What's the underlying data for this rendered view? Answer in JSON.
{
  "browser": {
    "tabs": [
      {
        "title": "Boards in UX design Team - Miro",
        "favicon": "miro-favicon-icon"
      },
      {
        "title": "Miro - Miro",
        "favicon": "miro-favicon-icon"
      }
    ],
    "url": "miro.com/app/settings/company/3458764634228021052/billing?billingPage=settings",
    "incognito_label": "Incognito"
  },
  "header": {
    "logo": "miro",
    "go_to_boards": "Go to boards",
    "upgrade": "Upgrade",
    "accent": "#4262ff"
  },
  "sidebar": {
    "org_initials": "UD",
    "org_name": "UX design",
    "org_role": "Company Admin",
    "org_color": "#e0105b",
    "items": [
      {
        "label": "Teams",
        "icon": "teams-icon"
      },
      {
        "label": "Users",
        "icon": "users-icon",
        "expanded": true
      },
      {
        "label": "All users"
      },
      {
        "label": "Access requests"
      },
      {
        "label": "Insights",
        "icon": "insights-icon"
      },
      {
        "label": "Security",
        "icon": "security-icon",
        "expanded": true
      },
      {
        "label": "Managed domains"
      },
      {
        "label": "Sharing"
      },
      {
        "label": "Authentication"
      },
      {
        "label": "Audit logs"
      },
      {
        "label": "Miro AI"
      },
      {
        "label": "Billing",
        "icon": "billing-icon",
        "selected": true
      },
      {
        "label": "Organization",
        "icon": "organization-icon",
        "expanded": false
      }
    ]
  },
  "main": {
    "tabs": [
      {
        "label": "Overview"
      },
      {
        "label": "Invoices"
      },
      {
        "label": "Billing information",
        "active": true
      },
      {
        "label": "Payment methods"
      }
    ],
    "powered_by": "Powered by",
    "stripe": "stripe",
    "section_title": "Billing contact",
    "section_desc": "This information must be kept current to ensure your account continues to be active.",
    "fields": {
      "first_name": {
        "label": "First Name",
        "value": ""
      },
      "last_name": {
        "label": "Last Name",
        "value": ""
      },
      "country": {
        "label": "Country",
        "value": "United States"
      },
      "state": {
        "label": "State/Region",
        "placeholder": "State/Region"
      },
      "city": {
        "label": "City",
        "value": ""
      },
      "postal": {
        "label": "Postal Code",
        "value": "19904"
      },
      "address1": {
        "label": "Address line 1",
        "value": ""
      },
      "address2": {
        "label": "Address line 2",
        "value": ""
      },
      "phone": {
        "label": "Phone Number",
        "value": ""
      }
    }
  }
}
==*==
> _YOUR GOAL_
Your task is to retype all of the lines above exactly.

> _SOLUTION FOR THIS PROBLEM_
What's the underlying data for this rendered view? Answer in JSON.
{
  "browser": {
    "tabs": [
      {
        "title": "Boards in UX design Team - Miro",
        "favicon": "miro-favicon-icon"
      },
      {
        "title": "Miro - Miro",
        "favicon": "miro-favicon-icon"
      }
    ],
    "url": "miro.com/app/settings/company/3458764634228021052/billing?billingPage=settings",
    "incognito_label": "Incognito"
  },
  "header": {
    "logo": "miro",
    "go_to_boards": "Go to boards",
    "upgrade": "Upgrade",
    "accent": "#4262ff"
  },
  "sidebar": {
    "org_initials": "UD",
    "org_name": "UX design",
    "org_role": "Company Admin",
    "org_color": "#e0105b",
    "items": [
      {
        "label": "Teams",
        "icon": "teams-icon"
      },
      {
        "label": "Users",
        "icon": "users-icon",
        "expanded": true
      },
      {
        "label": "All users"
      },
      {
        "label": "Access requests"
      },
      {
        "label": "Insights",
        "icon": "insights-icon"
      },
      {
        "label": "Security",
        "icon": "security-icon",
        "expanded": true
      },
      {
        "label": "Managed domains"
      },
      {
        "label": "Sharing"
      },
      {
        "label": "Authentication"
      },
      {
        "label": "Audit logs"
      },
      {
        "label": "Miro AI"
      },
      {
        "label": "Billing",
        "icon": "billing-icon",
        "selected": true
      },
      {
        "label": "Organization",
        "icon": "organization-icon",
        "expanded": false
      }
    ]
  },
  "main": {
    "tabs": [
      {
        "label": "Overview"
      },
      {
        "label": "Invoices"
      },
      {
        "label": "Billing information",
        "active": true
      },
      {
        "label": "Payment methods"
      }
    ],
    "powered_by": "Powered by",
    "stripe": "stripe",
    "section_title": "Billing contact",
    "section_desc": "This information must be kept current to ensure your account continues to be active.",
    "fields": {
      "first_name": {
        "label": "First Name",
        "value": ""
      },
      "last_name": {
        "label": "Last Name",
        "value": ""
      },
      "country": {
        "label": "Country",
        "value": "United States"
      },
      "state": {
        "label": "State/Region",
        "placeholder": "State/Region"
      },
      "city": {
        "label": "City",
        "value": ""
      },
      "postal": {
        "label": "Postal Code",
        "value": "19904"
      },
      "address1": {
        "label": "Address line 1",
        "value": ""
      },
      "address2": {
        "label": "Address line 2",
        "value": ""
      },
      "phone": {
        "label": "Phone Number",
        "value": ""
      }
    }
  }
}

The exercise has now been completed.